By Yew Lun Tian
BEIJING (Reuters) – China’s military has built mockups in the shape of a U.S. Navy aircraft carrier and other U.S. warships, possibly as training targets, in the desert of Xinjiang, satellite images by Maxar showed on Sunday.
These mockups reflect China’s efforts to build up anti-carrier capabilities, specifically against the U.S. Navy, as tensions remain high with Washington over Taiwan and the South China Sea.
The satellite images showed a full-scale outline of a U.S. carrier and at least two Arleigh Burke-class guided missile destroyers had been built at what appears to be a new target range complex in the Taklamakan Desert.
The images also showed a 6-meter-wide rail system with a ship-sized target mounted on it, which experts say could be used to simulate a moving vessel.
The complex has been used for ballistic missile testing, the U.S. Naval Institute reported https://news.usni.org/2021/11/07/china-builds-missile-targets-shaped-like-u-s-aircraft-carrier-destroyers-in-remote-desert, quoting geospatial intelligence company All Source Analysis.
For a graphic, click here https://tmsnrt.rs/3wmFA9i
China’s anti-ship missile programs are overseen by the People’s Liberation Army Rocket Force (PLARF). China’s defence ministry did not immediately respond to a request for comment.
According to the Pentagon’s latest annual report on China’s military, the PLARF conducted its first confirmed live-fire launch into the South China Sea in July 2020, firing six DF-21 anti-ship ballistic missiles into the waters north of the Spratly Islands, where China has territorial disputes with Taiwan and four Southeast Asian countries.
The tests at sea may have shown China “they are still far from creating an accurate ASBM,” said Collin Koh, a research fellow at the S. Rajaratnam School of International Studies in Singapore. “I don’t think the desert targets are going to be the final stage.
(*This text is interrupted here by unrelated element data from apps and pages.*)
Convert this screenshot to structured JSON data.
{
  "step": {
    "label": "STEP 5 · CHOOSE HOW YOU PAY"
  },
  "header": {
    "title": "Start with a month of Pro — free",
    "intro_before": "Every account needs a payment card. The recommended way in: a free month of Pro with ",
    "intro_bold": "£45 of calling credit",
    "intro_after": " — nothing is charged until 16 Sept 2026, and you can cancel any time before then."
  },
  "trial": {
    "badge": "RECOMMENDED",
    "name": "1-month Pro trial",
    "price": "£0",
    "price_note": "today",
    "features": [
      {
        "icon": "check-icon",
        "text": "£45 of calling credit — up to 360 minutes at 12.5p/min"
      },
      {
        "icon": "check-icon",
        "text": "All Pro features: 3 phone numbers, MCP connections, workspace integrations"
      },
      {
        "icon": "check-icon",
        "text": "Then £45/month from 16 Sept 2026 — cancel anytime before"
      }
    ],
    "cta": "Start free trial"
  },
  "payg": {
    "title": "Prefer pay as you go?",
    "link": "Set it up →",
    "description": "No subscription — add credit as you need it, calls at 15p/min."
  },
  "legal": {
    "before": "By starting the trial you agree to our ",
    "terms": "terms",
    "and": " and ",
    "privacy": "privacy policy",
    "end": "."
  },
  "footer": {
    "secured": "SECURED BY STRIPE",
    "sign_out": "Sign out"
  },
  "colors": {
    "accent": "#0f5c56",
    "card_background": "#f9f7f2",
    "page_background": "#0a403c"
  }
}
It’s meant for further refinement.”
An anti-ship ballistic missile test in the desert would not reflect the realistic conditions of a marine environment, which could affect sensors and targeting, but would allow China to carry out the tests more securely, Koh said.
“The best way to test it and keep it out of the prying eyes of the U.S. military and intelligence assets is to do it inland,” he said.
Neighbouring countries, concerned about the missiles hitting other ships around the target, might also object to China’s testing at sea, he added.
U.S. Secretary of State Antony Blinken said in July this year that the United States will defend the Philippines if it comes under attack in the South China Sea and warned China to cease its “provocative behaviour”.
(Reporting by Yew Lun Tian. Editing by Gerry Doyle)